** Data extract follows **

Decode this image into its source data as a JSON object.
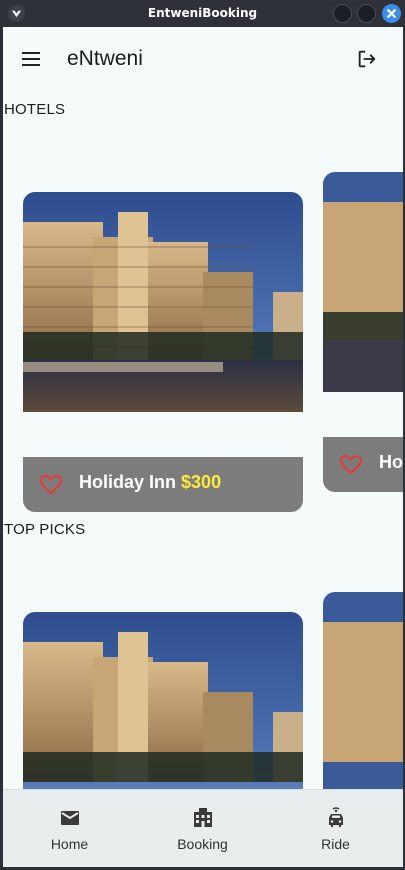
{
  "window": {
    "title": "EntweniBooking"
  },
  "appbar": {
    "title": "eNtweni"
  },
  "sections": {
    "hotels_label": "HOTELS",
    "top_picks_label": "TOP PICKS"
  },
  "hotels": [
    {
      "name": "Holiday Inn",
      "price": "$300"
    },
    {
      "name": "Ho",
      "price": ""
    }
  ],
  "bottom_nav": [
    {
      "label": "Home",
      "icon": "mail-icon"
    },
    {
      "label": "Booking",
      "icon": "hotel-building-icon"
    },
    {
      "label": "Ride",
      "icon": "taxi-icon"
    }
  ],
  "colors": {
    "caption_bg": "#7b7c7b",
    "price": "#ffeb3b",
    "heart": "#e53935",
    "close_button": "#3b8eea"
  }
}
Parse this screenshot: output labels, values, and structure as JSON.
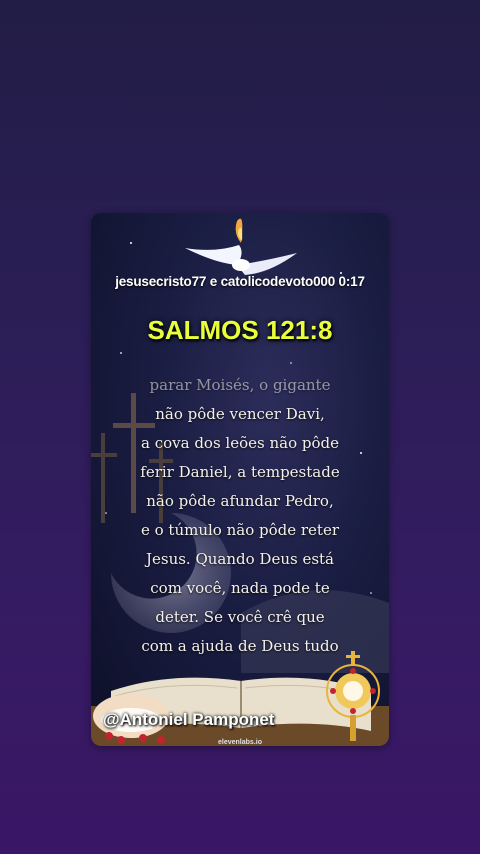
{
  "overlay": {
    "header": "jesusecristo77 e catolicodevoto000  0:17",
    "handle": "@Antoniel Pamponet",
    "watermark": "elevenlabs.io"
  },
  "content": {
    "title": "SALMOS 121:8",
    "verse_lines": [
      "parar Moisés, o gigante",
      "não pôde vencer Davi,",
      "a cova dos leões não pôde",
      "ferir Daniel, a tempestade",
      "não pôde afundar Pedro,",
      "e o túmulo não pôde reter",
      "Jesus. Quando Deus está",
      "com você, nada pode te",
      "deter. Se você crê que",
      "com a ajuda de Deus tudo"
    ]
  },
  "colors": {
    "title": "#e8ff3a",
    "background": "#2a1e55"
  }
}
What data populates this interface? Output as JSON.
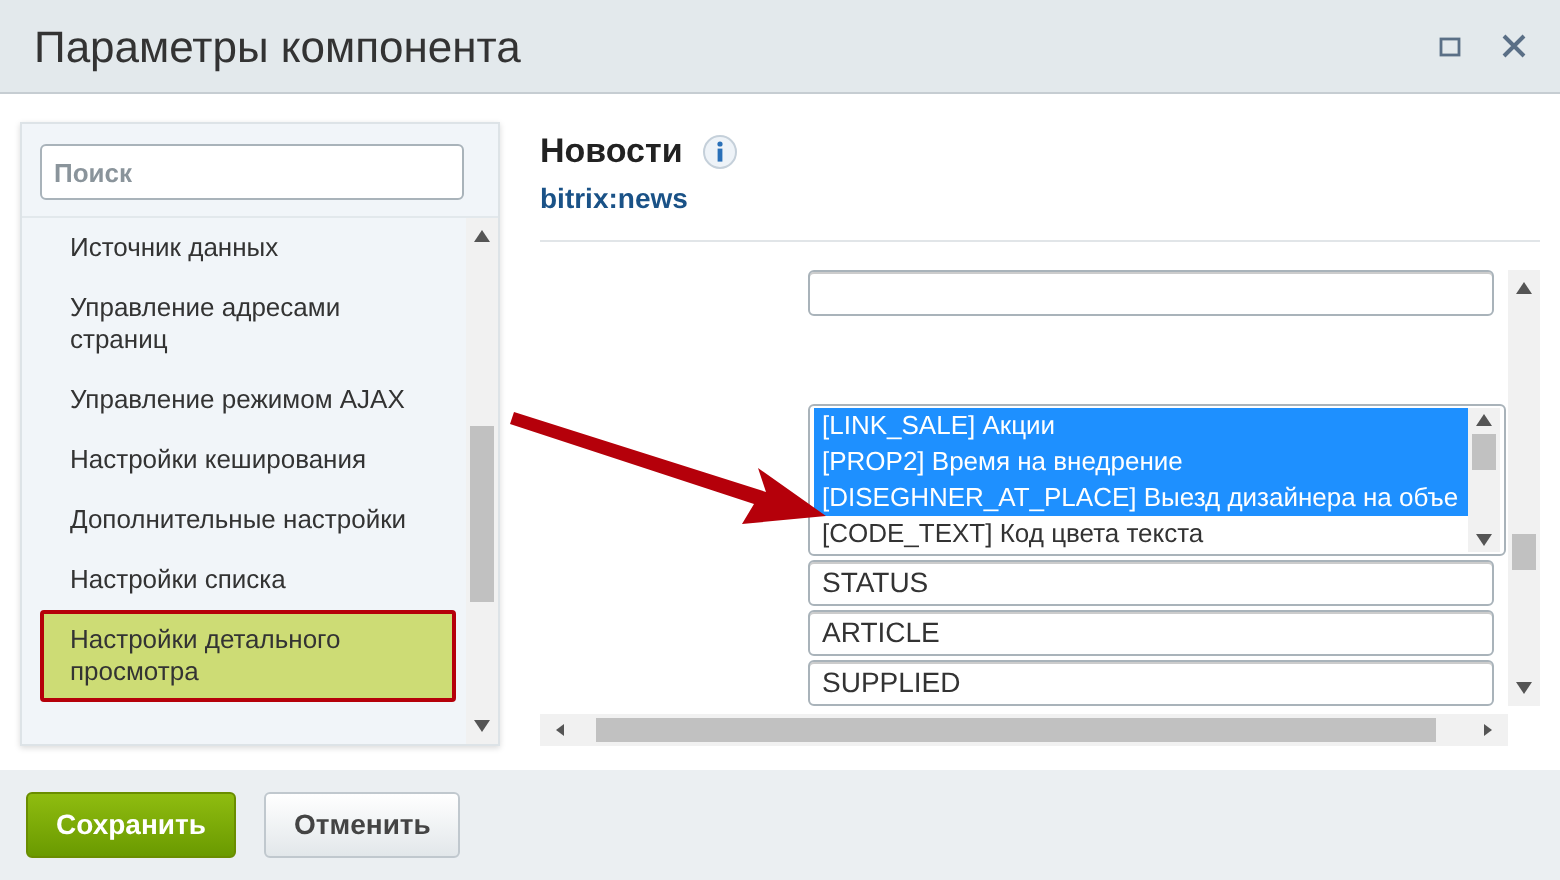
{
  "window": {
    "title": "Параметры компонента"
  },
  "sidebar": {
    "search": {
      "placeholder": "Поиск"
    },
    "items": [
      {
        "label": "Источник данных",
        "selected": false
      },
      {
        "label": "Управление адресами страниц",
        "selected": false
      },
      {
        "label": "Управление режимом AJAX",
        "selected": false
      },
      {
        "label": "Настройки кеширования",
        "selected": false
      },
      {
        "label": "Дополнительные настройки",
        "selected": false
      },
      {
        "label": "Настройки списка",
        "selected": false
      },
      {
        "label": "Настройки детального просмотра",
        "selected": true
      }
    ]
  },
  "component": {
    "title": "Новости",
    "code": "bitrix:news"
  },
  "fields": [
    {
      "kind": "input"
    },
    {
      "kind": "multiselect",
      "options": [
        {
          "label": "[LINK_SALE] Акции",
          "selected": true
        },
        {
          "label": "[PROP2] Время на внедрение",
          "selected": true
        },
        {
          "label": "[DISEGHNER_AT_PLACE] Выезд дизайнера на объе",
          "selected": true
        },
        {
          "label": "[CODE_TEXT] Код цвета текста",
          "selected": false
        }
      ]
    },
    {
      "kind": "input",
      "value": "STATUS"
    },
    {
      "kind": "input",
      "value": "ARTICLE"
    },
    {
      "kind": "input",
      "value": "SUPPLIED"
    }
  ],
  "buttons": [
    {
      "label": "Сохранить",
      "kind": "primary"
    },
    {
      "label": "Отменить",
      "kind": "secondary"
    }
  ]
}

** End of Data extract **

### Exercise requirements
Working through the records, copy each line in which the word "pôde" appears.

### Response area
      "não pôde vencer Davi,",
      "a cova dos leões não pôde",
      "não pôde afundar Pedro,",
      "e o túmulo não pôde reter",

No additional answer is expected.